committed two of your last thighs
to battle. Afterward, silence. You, who studied
history with your lovely head, know that only what's past
is quiet; even battles, even the fragrance
of orange groves. Fruit and flower were in a single tree
in that double season, in the spring.
And already then we spoke in the strange foreign accent
of those who will die or be parted.
God's fate now
is like the fate
of trees and stones, sun and moon,
when people stopped believing in them
and began to believe in Him.
But He has to stay with us:
at least like the trees, at least like the stones
and the sun and the moon and the stars.
My mother's first yahrzeit far from Jerusalem
among the green islands of western Canada.
Forgetful water and remembering water
mingle at the shore,
high tide and ebb tide are also a continuous flow,
continuous and eternal life.
An eagle circles above, like a lonely soul,
and my mother never saw an eagle.
Here beneath myriads of trees and myriads of clouds
that have joined me for a minyan I say kaddish.
One can say kaddish in any place and one can say kaddish
even after the resurrection of the dead.
Even should my mother sit opposite me at the table,
little and bent, I would still mourn her death
before her eyes and say kaddish to her ears.
The Synagogue in Florence
Spring's softness in the courtyard,
tree blooming, four girls playing
between lessons in the Holy Tongue
in front of the marble memorial wall:
Levi, Sonnino, Cassuto and others
in straight lines as in a newspaper

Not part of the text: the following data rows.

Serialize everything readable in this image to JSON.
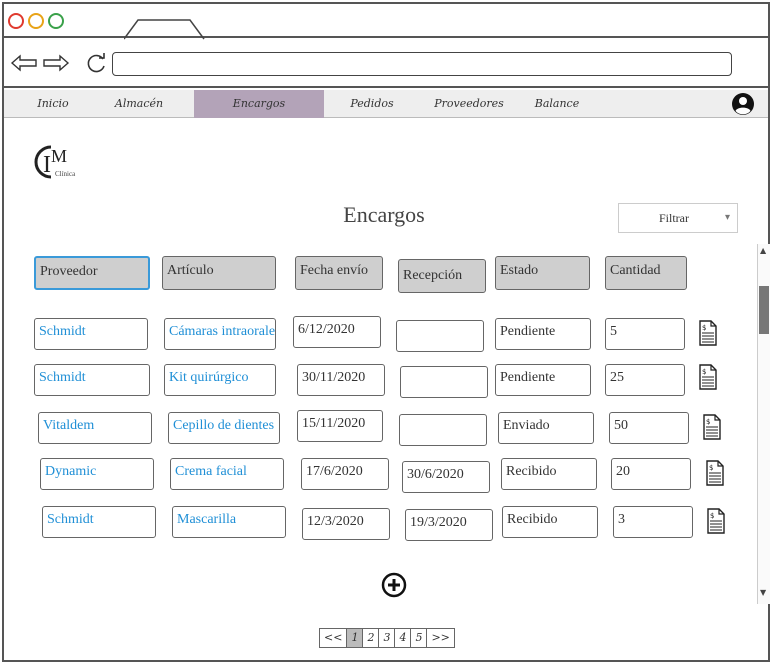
{
  "menu": {
    "items": [
      "Inicio",
      "Almacén",
      "Encargos",
      "Pedidos",
      "Proveedores",
      "Balance"
    ],
    "active": "Encargos"
  },
  "logo": {
    "letters": "IMC",
    "small_text": "Clínica"
  },
  "page": {
    "title": "Encargos"
  },
  "filter": {
    "label": "Filtrar"
  },
  "table": {
    "headers": [
      "Proveedor",
      "Artículo",
      "Fecha envío",
      "Recepción",
      "Estado",
      "Cantidad"
    ],
    "rows": [
      {
        "proveedor": "Schmidt",
        "articulo": "Cámaras intraorales",
        "envio": "6/12/2020",
        "recepcion": "",
        "estado": "Pendiente",
        "cantidad": "5"
      },
      {
        "proveedor": "Schmidt",
        "articulo": "Kit quirúrgico",
        "envio": "30/11/2020",
        "recepcion": "",
        "estado": "Pendiente",
        "cantidad": "25"
      },
      {
        "proveedor": "Vitaldem",
        "articulo": "Cepillo de dientes",
        "envio": "15/11/2020",
        "recepcion": "",
        "estado": "Enviado",
        "cantidad": "50"
      },
      {
        "proveedor": "Dynamic",
        "articulo": "Crema facial",
        "envio": "17/6/2020",
        "recepcion": "30/6/2020",
        "estado": "Recibido",
        "cantidad": "20"
      },
      {
        "proveedor": "Schmidt",
        "articulo": "Mascarilla",
        "envio": "12/3/2020",
        "recepcion": "19/3/2020",
        "estado": "Recibido",
        "cantidad": "3"
      }
    ]
  },
  "pagination": {
    "items": [
      "<<",
      "1",
      "2",
      "3",
      "4",
      "5",
      ">>"
    ],
    "current": "1"
  },
  "icons": {
    "user": "user-icon",
    "add": "plus-circle-icon",
    "document": "document-icon"
  }
}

or in a Torah scroll.
And the tree stands in memory of nothing,
just the memory of this spring,
arrivederci, our Father,
buona notte, our King.
Tears in the eyes

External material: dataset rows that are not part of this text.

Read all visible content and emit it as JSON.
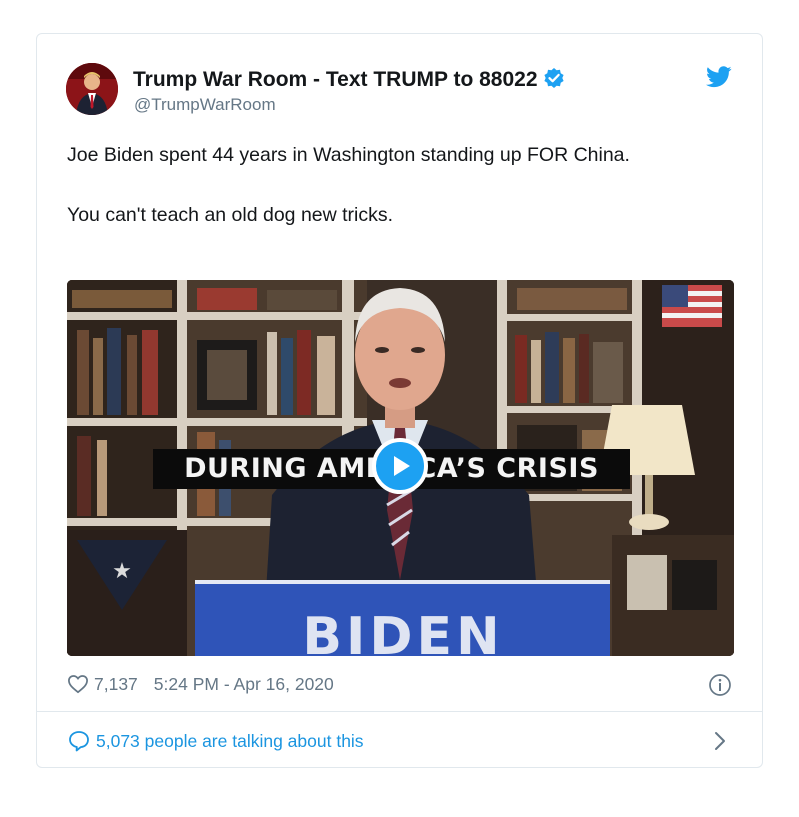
{
  "tweet": {
    "display_name": "Trump War Room - Text TRUMP to 88022",
    "handle": "@TrumpWarRoom",
    "paragraphs": [
      "Joe Biden spent 44 years in Washington standing up FOR China.",
      "You can't teach an old dog new tricks."
    ],
    "video_caption": "DURING AMERICA’S CRISIS",
    "podium_text": "BIDEN",
    "likes": "7,137",
    "timestamp": "5:24 PM - Apr 16, 2020",
    "conversation": "5,073 people are talking about this"
  },
  "icons": {
    "verified": "verified-badge-icon",
    "brand": "twitter-bird-icon",
    "like": "heart-icon",
    "info": "info-icon",
    "reply": "speech-bubble-icon",
    "play": "play-icon",
    "chevron": "chevron-right-icon"
  },
  "colors": {
    "accent": "#1da1f2",
    "link": "#1b95e0",
    "muted": "#657786",
    "text": "#14171a",
    "border": "#e1e8ed"
  }
}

like dry crumbs in the pocket
of a cake that once was.
Buona notte, Sonnino,
arrivederci, six million,
the girls and the tree and the crumbs.
With a Suitcase in My Hand in a Foreign Land
The suitcase in my hand is full of things. I want
to bring happiness, to be a horn of plenty,
at least to bring luck like a coin tossed
into a fountain, to be a superstition.
I sit in a restaurant, on the table
flowers that perhaps wanted to be a bride's garland
or to adorn a grave in memoriam.
The waiter turns away from me,
the newspaper vendor goes by me,
even the beggar doesn't come to my table
and the security man at the airport didn't check me,
didn't frisk me, I'm not even suspect.
I remember my father's prophecy, “When you grow up,
you'll be able to travel alone,” and I fulfill it.
I remember, in my childhood in a foreign land
my mother and I were knocked down by a bicycle.
Since then, I've grown up and learned to sing the proud song,
“Though we were knocked down, we were not dismayed.”
I sang with
them all, for I was them-alled, very them-alled, with them all.
And now I'm alone in a foreign land. And what's happened
to them all?
Some were dismayed, some were knocked down and got up,
remained fallen. My mother is dead. The witnesses are gone.
I remember only one wheel of the bike still spinning a little,
spinning freed from the hard earth.
But We Must Praise
We must praise the Lord of all.
But we must praise
a familiar night. Gold borrowed from the abyss.
Cypresses rising forever. Far away,
long hair still flows, Lord of the loss of all.
What are you doing to me, far-away woman?
As on branches you hung me with weeping thoughts.
From far away your hand touches me as if testing
my bridges. They bear the weight and tremble.
Yours is the kingdom.
Behind my words dark as a moon
come to me, make me tired.
But we must praise the loins of all: your lap.
The rousing cheer
that bore you to me on the night of overturning,
stars of forgetful man above us.
Your body's style, sky's manner here in the hollow
of this narrow world. But we must.
from Songs of Zion the Beautiful
The photos of divided Jerusalem
you burn, and the so beautiful
love letters of a quiet beloved.
The undivided noisy matron has returned
with her gold and bronze and precious stones
to her fat legitimate life.
But I don't love her.
I sometimes remember the quiet one.
The light of passing cars
sorted my thoughts in black and white.
I, who cross the street
only in the places permitted,
was suddenly called among roses.
And like a dark branch that is white
where it is broken, I too am bright in my love.
Robert Alter is the author, most recently, of The Wisdom Books: A Translation With Commentary (Norton). These poems appeared in the December 20, 2012 issue of the magazine